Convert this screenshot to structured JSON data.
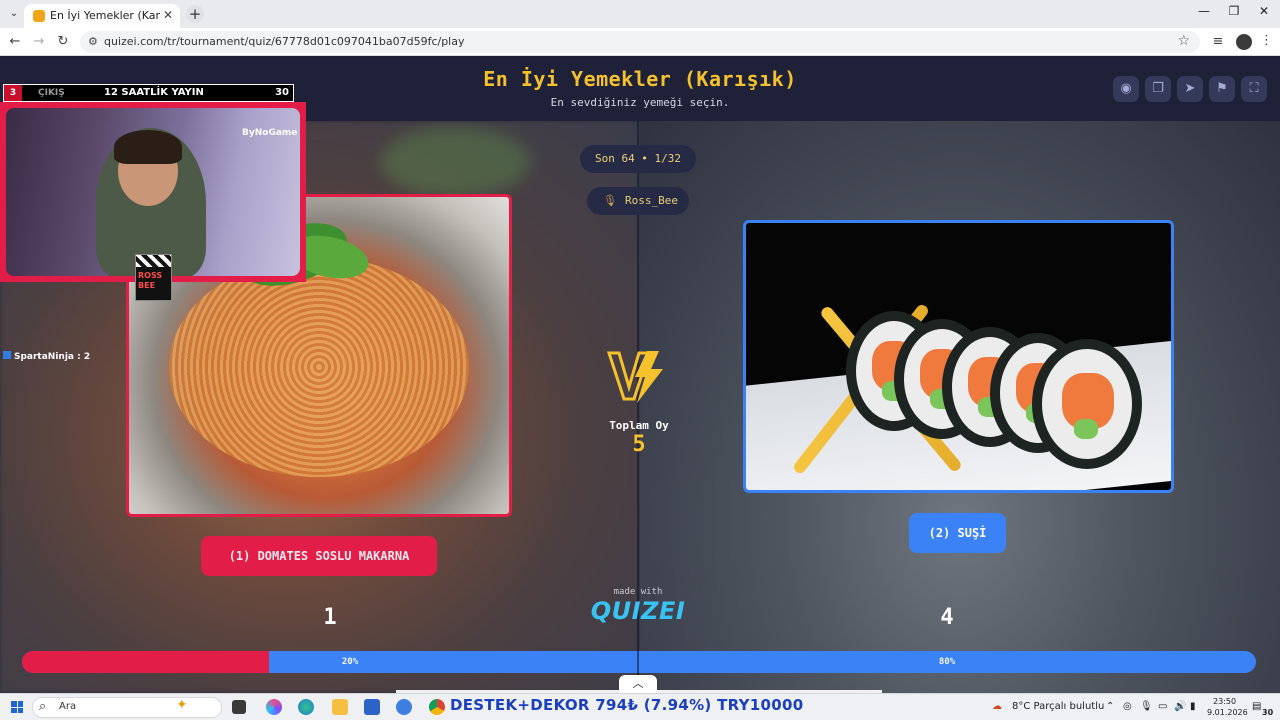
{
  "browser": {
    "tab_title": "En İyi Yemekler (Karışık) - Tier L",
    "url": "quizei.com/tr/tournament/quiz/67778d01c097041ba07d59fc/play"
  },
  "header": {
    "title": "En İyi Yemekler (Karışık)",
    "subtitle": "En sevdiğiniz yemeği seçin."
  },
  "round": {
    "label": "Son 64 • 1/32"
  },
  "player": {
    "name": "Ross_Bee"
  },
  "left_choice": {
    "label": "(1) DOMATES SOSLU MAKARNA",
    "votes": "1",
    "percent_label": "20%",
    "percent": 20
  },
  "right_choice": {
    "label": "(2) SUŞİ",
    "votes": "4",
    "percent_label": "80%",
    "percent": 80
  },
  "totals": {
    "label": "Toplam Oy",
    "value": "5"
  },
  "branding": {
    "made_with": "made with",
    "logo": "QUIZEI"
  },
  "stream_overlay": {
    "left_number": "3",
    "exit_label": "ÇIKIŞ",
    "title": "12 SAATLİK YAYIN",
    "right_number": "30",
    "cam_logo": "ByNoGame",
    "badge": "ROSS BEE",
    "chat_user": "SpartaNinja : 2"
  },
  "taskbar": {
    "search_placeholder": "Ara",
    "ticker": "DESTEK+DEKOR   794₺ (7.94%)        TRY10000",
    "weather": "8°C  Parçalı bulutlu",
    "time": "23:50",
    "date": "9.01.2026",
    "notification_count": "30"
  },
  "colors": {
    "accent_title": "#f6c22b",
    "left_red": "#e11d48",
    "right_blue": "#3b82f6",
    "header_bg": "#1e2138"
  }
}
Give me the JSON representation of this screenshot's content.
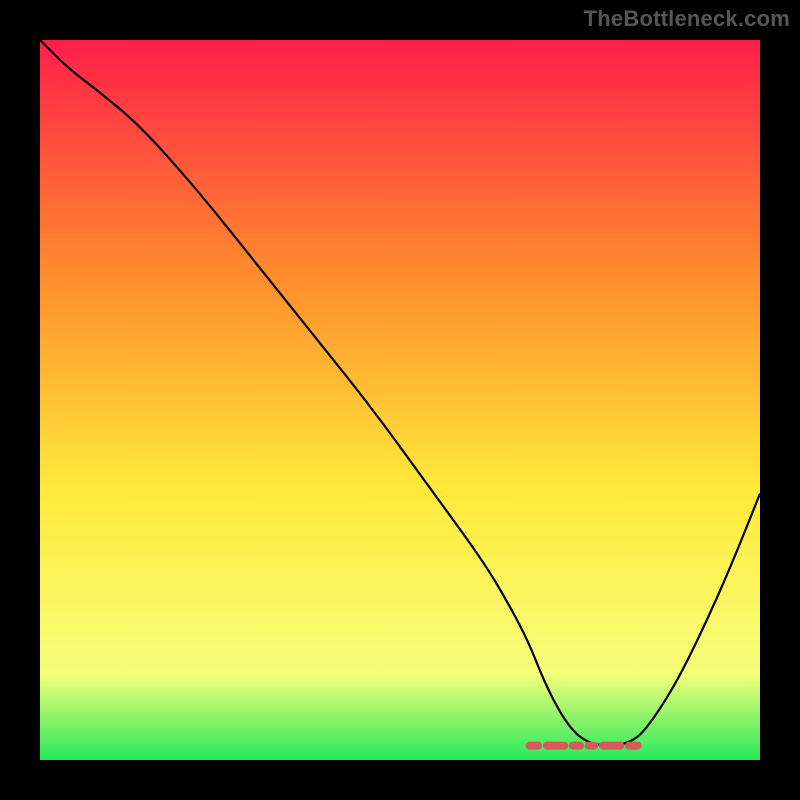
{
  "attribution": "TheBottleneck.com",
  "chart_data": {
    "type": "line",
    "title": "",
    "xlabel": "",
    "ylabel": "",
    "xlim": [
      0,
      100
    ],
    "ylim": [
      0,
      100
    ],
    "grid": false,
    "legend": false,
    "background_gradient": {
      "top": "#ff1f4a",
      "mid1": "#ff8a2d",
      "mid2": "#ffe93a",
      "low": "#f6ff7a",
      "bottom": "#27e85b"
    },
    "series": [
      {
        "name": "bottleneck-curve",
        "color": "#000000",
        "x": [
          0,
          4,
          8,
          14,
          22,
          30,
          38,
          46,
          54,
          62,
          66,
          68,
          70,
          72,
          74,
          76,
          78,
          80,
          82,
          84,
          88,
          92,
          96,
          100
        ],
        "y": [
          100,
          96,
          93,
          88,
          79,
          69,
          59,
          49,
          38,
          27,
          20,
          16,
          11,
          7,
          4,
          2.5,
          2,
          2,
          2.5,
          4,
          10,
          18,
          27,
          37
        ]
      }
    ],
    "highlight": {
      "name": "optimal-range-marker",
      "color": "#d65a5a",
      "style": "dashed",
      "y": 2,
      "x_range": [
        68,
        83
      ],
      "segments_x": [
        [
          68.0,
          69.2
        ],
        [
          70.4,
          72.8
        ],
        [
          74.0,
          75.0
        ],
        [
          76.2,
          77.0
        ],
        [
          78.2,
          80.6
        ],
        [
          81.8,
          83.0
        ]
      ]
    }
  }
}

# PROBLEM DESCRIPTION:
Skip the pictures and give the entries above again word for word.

# REPLY:
Convert this screenshot to structured JSON data.
{
  "browser": {
    "tab_title": "En İyi Yemekler (Karışık) - Tier L",
    "url": "quizei.com/tr/tournament/quiz/67778d01c097041ba07d59fc/play"
  },
  "header": {
    "title": "En İyi Yemekler (Karışık)",
    "subtitle": "En sevdiğiniz yemeği seçin."
  },
  "round": {
    "label": "Son 64 • 1/32"
  },
  "player": {
    "name": "Ross_Bee"
  },
  "left_choice": {
    "label": "(1) DOMATES SOSLU MAKARNA",
    "votes": "1",
    "percent_label": "20%",
    "percent": 20
  },
  "right_choice": {
    "label": "(2) SUŞİ",
    "votes": "4",
    "percent_label": "80%",
    "percent": 80
  },
  "totals": {
    "label": "Toplam Oy",
    "value": "5"
  },
  "branding": {
    "made_with": "made with",
    "logo": "QUIZEI"
  },
  "stream_overlay": {
    "left_number": "3",
    "exit_label": "ÇIKIŞ",
    "title": "12 SAATLİK YAYIN",
    "right_number": "30",
    "cam_logo": "ByNoGame",
    "badge": "ROSS BEE",
    "chat_user": "SpartaNinja : 2"
  },
  "taskbar": {
    "search_placeholder": "Ara",
    "ticker": "DESTEK+DEKOR   794₺ (7.94%)        TRY10000",
    "weather": "8°C  Parçalı bulutlu",
    "time": "23:50",
    "date": "9.01.2026",
    "notification_count": "30"
  },
  "colors": {
    "accent_title": "#f6c22b",
    "left_red": "#e11d48",
    "right_blue": "#3b82f6",
    "header_bg": "#1e2138"
  }
}
Give me the JSON representation of this screenshot's content.
{
  "attribution": "TheBottleneck.com",
  "chart_data": {
    "type": "line",
    "title": "",
    "xlabel": "",
    "ylabel": "",
    "xlim": [
      0,
      100
    ],
    "ylim": [
      0,
      100
    ],
    "grid": false,
    "legend": false,
    "background_gradient": {
      "top": "#ff1f4a",
      "mid1": "#ff8a2d",
      "mid2": "#ffe93a",
      "low": "#f6ff7a",
      "bottom": "#27e85b"
    },
    "series": [
      {
        "name": "bottleneck-curve",
        "color": "#000000",
        "x": [
          0,
          4,
          8,
          14,
          22,
          30,
          38,
          46,
          54,
          62,
          66,
          68,
          70,
          72,
          74,
          76,
          78,
          80,
          82,
          84,
          88,
          92,
          96,
          100
        ],
        "y": [
          100,
          96,
          93,
          88,
          79,
          69,
          59,
          49,
          38,
          27,
          20,
          16,
          11,
          7,
          4,
          2.5,
          2,
          2,
          2.5,
          4,
          10,
          18,
          27,
          37
        ]
      }
    ],
    "highlight": {
      "name": "optimal-range-marker",
      "color": "#d65a5a",
      "style": "dashed",
      "y": 2,
      "x_range": [
        68,
        83
      ],
      "segments_x": [
        [
          68.0,
          69.2
        ],
        [
          70.4,
          72.8
        ],
        [
          74.0,
          75.0
        ],
        [
          76.2,
          77.0
        ],
        [
          78.2,
          80.6
        ],
        [
          81.8,
          83.0
        ]
      ]
    }
  }
}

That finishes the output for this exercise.